The Senate encryption bill, written by Senate Intelligence Committee co-chairs Richard Burr (R-NC) and Dianne Feinstein (D-CA), may be introduced as soon as next week, according to The Hill.
The bill seeks to address the difficulties of law enforcement authorities that are currently unable to access encrypted communications, such as the FBI's attempts to access the encrypted iPhone of San Bernardino shooter Syed Rizwan Farook.
Opponent argue that the bill would embolden authorities in deputizing private companies to decrypt security protections on their own products, a trend that many security professionals see as setting a dangerous precedent.
While the Senate bill was written by the Senate Intelligence Committee co-chairs, encryption is widely viewed as more of a challenge to law enforcement than intelligence agencies. National Security Agency's (NSA) director, Admiral Mike Rogers, stated in January, “Encryption is foundational to the future.” Speaking at a think tank event, he called arguments against encryption “a waste of time.”
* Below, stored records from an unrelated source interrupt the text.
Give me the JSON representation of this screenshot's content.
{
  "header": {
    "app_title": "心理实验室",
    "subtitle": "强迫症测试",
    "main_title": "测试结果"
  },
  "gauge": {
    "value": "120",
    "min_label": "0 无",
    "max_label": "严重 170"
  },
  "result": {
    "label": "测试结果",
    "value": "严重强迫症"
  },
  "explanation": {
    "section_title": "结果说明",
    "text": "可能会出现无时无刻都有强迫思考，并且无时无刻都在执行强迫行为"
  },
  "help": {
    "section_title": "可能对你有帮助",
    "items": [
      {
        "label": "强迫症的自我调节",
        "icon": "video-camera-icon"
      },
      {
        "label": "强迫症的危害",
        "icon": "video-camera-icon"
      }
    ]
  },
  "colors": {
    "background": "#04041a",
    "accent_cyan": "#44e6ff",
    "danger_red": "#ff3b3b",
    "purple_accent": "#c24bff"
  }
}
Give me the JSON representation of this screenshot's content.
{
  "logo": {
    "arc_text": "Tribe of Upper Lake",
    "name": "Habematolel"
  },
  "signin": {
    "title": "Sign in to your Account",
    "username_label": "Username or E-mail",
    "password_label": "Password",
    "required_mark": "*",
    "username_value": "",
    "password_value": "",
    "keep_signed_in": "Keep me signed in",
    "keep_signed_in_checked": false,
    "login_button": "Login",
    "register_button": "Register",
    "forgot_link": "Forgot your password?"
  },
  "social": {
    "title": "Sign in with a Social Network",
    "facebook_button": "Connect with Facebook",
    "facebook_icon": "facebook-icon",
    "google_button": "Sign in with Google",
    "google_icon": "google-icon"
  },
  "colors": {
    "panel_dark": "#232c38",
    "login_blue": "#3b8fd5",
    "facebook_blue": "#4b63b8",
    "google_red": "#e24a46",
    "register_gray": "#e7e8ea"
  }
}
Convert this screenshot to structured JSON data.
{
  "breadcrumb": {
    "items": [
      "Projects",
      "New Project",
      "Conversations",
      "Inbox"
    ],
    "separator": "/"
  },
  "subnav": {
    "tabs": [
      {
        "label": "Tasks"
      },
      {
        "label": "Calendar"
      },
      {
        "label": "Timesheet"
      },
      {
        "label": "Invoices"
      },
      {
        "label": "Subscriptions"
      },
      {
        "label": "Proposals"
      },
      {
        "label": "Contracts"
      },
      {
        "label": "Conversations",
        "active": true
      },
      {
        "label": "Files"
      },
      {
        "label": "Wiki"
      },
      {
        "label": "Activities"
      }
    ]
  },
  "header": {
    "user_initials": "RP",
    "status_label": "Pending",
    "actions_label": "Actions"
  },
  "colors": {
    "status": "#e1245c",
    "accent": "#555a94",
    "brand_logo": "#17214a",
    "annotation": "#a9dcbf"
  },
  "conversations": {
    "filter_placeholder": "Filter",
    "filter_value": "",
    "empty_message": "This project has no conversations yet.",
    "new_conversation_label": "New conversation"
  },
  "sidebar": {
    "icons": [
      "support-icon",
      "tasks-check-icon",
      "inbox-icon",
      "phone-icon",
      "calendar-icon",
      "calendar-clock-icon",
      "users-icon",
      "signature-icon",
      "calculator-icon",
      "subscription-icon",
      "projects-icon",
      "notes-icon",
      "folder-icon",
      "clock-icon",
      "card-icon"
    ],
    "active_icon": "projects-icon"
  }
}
Meanwhile, anti-encryption statements are growing more common during this political season, despite the commercial sector reliance on encryption. A report published this month found that half of Internet packets sent over networks are encrypted.
The encryption bill is an important – and perilous – issue for the Obama administration. In addition to federal cybersecurity officials being out in full force at the RSA Conference in San Francisco last week, President Obama will speak at the tech and music festival South by Southwest (SXSW) today. Even as federal officials actively work to enlist tech talent, industry professionals bristle as the aggressive approach taken by the FBI director James Comey in the raging feud between the FBI and Apple.
The text of the bill is now awaiting comments from the Obama administration. Feinstein told the Hill that she passed along the proposed text of the bill to White House chief of staff Denis McDonough.
The House introduced an encryption commission bill that would likely encourage a more nuanced stance that the proposal offered by Burr and Feinstein.
“I don't think a commission is necessarily the right thing when you know what the problem is,” Burr said in January. “And we know what the problem is.”